My inspiration for the Graffiti for my autorack for Canyon Road. Seen in a CPR train at Royal York Road in 2021.

Since the graffiti i saw was not on a CPR autorack like the one I had bought, I wanted to do a tag inspired by the one I saw, not a 100% recreation. I also decided that I would tag one corner of the car, on one side, so I have the option to display a “clean” side as well. I didn’t want this to be a completely tagged and destroyed rack, but modern cars are almost all tagged in some way, so something was appropriate.

Painting the purple backdrop on the autorack, and attempt 1 at the custom printed decal…the clear decal paper did not work!

Having found art I liked, and playing around with it to size and appearance, I started into working on the autorack. First up, I sprayed some purple to be the base of the graffiti, as there was no way the printer could render anything that resembled this. When I initially did the decals on clear sheet, I then made a mask and sprayed the areas that were white for eyes and thrusters. The clear decal didn’t work at all. It basically disappeared completely. Once it was clear the decal had to be largely printed on white decal paper to help the colours show, I made some adjustments and tried again. With a careful trim the fade in the print and the white looked enough like spray that I was happy to apply it and see how it went. Fortunately, this version worked, and once blended with weathering to have some road grime, and healthy applications of Microsol to get it to blend into the car, it was good to go.

Attempt 2 on white decal paper went much better for the main part of the tag, with the text still on clear paper.

The “That’s No Train” part of this post is a 75mm scale resin 3D printed Iron Man i bought online from Ali Express.

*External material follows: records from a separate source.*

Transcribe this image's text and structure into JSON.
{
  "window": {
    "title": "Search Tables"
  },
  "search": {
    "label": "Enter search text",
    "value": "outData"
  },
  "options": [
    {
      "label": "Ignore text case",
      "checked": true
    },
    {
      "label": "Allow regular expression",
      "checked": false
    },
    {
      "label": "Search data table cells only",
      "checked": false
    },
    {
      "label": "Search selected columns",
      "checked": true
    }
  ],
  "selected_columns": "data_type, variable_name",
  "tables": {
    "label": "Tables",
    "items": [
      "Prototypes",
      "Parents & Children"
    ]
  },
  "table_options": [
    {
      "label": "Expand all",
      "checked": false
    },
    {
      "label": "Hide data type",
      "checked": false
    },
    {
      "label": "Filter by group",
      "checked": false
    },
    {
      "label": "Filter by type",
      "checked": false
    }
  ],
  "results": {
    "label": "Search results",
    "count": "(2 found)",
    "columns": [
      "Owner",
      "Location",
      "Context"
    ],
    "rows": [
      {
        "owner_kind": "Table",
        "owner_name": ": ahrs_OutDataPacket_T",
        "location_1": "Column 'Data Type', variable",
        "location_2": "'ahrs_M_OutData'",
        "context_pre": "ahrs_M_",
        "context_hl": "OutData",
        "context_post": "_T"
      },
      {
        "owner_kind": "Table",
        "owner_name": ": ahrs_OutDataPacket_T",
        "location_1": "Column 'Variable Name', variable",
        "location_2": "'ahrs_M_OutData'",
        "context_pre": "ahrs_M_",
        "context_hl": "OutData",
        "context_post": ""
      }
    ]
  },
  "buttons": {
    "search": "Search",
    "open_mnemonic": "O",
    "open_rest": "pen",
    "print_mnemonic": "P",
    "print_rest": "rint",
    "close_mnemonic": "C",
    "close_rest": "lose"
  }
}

This is almost certainly a knock off of someone else’s model, but I had been looking for an Iron Man of some sort, either figure, toy or model kit for a while, and haven’t been able to find one I liked.

Resin Iron Man being painted. Assembled, with a post added, in primer, with some attempts at pre-shading and with gold base.

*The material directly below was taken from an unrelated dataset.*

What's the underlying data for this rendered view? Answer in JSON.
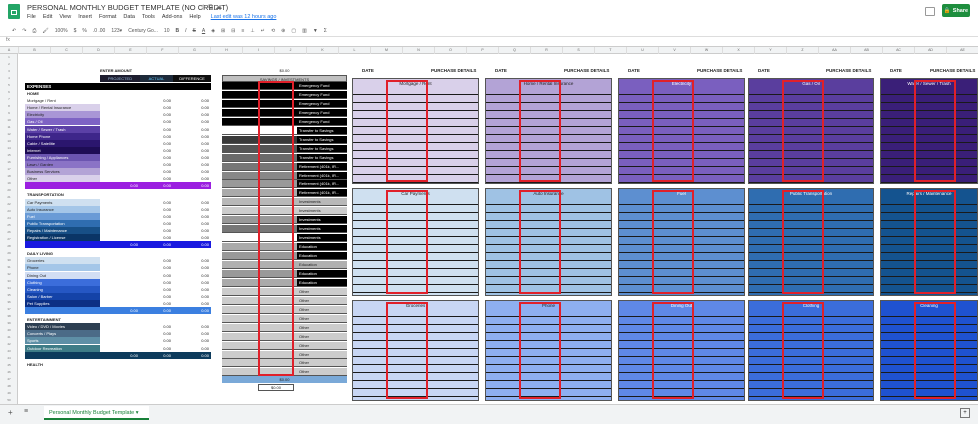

This was a pretty basic item, no instructions, and only two low quality pictures on the website to figure out what it looked like. On top of that, no amount of cleaning seemed to make the resin behave well with any form of adhesive. Eventually, though some brute force and patience, it rounded into shape. I used Microscale MicroMask, even though I paint with Acrylics and it isn’t really compatible with them, it works, but I find it can be tricky to get off with clean lines, definitely some care was needed removing the masking after spraying the red on. After painting, I tried another new technique to me, well known to figure painters, a colour tone wash, in this case, red to match the body, this brought out the colour and collected in the nooks and crannies to give some depth to the figure.

Later Stages of painting, spraying red with the gold masked, pulling off the liquid mask, and adding blue highlights to the eyes, arc reactor and hand thrusters. Then evaluating the two base options and prepping one for painting.

The final part of the project was a suitable base. I settled on a 55mm circular base of the two I bought. It was duly painted with three different shades, two straight from the bottle steels, and leftovers of the custom mix I made for the Bandai K-2SO Model I built previously that I still had leftover of. A single hole drilled in the base to fit the post I installed on Iron Man’s foot to hold for painting made for a nice solid connection between the figure and the base.

Beauty Shots of the finished Autorack with Iron Man graffiti and the resin Iron Man figure.

So with that, both a train and a non-train project are done and off the workbench!